Excerpts from an interface dataset:
++++++++++++++++++++

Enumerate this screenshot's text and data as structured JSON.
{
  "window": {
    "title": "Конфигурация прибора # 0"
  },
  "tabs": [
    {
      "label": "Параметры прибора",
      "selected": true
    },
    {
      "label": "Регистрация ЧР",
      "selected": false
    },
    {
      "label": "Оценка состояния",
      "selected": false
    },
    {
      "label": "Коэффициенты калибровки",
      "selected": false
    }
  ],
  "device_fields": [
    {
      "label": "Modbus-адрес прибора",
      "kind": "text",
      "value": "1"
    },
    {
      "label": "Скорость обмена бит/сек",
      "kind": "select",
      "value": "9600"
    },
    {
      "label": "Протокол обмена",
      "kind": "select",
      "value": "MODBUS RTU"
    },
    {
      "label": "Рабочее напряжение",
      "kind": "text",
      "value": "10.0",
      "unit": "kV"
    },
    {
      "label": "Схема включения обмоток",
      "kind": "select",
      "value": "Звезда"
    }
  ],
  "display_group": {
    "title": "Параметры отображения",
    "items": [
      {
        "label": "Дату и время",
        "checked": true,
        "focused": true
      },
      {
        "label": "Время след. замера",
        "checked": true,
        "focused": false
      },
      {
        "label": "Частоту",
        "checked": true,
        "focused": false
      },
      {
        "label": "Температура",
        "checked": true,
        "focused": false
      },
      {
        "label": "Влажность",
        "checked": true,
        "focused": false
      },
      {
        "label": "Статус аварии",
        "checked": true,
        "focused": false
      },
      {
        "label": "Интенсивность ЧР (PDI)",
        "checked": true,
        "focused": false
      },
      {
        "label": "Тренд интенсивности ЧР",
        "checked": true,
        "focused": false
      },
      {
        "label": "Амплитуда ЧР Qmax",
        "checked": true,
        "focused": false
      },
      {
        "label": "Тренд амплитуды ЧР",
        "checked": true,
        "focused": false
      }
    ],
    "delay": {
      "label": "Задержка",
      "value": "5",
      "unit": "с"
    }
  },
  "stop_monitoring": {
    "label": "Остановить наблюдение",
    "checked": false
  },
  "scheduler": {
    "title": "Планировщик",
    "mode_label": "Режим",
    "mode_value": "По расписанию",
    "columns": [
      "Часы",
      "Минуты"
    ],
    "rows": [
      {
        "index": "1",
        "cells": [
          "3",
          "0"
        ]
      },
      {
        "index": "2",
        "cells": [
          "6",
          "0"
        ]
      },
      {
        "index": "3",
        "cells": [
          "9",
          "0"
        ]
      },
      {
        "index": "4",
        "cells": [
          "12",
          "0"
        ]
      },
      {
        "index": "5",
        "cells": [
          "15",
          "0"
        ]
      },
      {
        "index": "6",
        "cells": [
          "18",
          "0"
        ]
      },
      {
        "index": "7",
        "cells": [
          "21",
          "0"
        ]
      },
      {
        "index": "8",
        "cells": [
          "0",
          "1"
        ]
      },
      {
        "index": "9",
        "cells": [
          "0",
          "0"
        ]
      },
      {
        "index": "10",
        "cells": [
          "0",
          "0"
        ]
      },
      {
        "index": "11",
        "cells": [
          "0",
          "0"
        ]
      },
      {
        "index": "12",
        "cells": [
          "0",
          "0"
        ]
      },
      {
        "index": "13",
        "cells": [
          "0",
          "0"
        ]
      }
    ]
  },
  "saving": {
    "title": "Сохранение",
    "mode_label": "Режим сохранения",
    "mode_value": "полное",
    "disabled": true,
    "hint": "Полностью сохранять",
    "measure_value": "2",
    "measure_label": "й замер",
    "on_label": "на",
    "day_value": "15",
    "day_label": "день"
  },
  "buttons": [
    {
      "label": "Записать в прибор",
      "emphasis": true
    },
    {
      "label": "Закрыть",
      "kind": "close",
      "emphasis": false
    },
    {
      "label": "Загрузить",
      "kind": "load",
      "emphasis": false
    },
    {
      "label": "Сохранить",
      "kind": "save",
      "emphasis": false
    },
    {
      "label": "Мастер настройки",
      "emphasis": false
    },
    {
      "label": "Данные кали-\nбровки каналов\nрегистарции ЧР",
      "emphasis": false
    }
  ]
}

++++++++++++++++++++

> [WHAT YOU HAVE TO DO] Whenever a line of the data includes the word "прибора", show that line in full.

> [OUTPUT FOR THIS TASK]
    "title": "Конфигурация прибора # 0"
      "label": "Параметры прибора",
      "label": "Modbus-адрес прибора",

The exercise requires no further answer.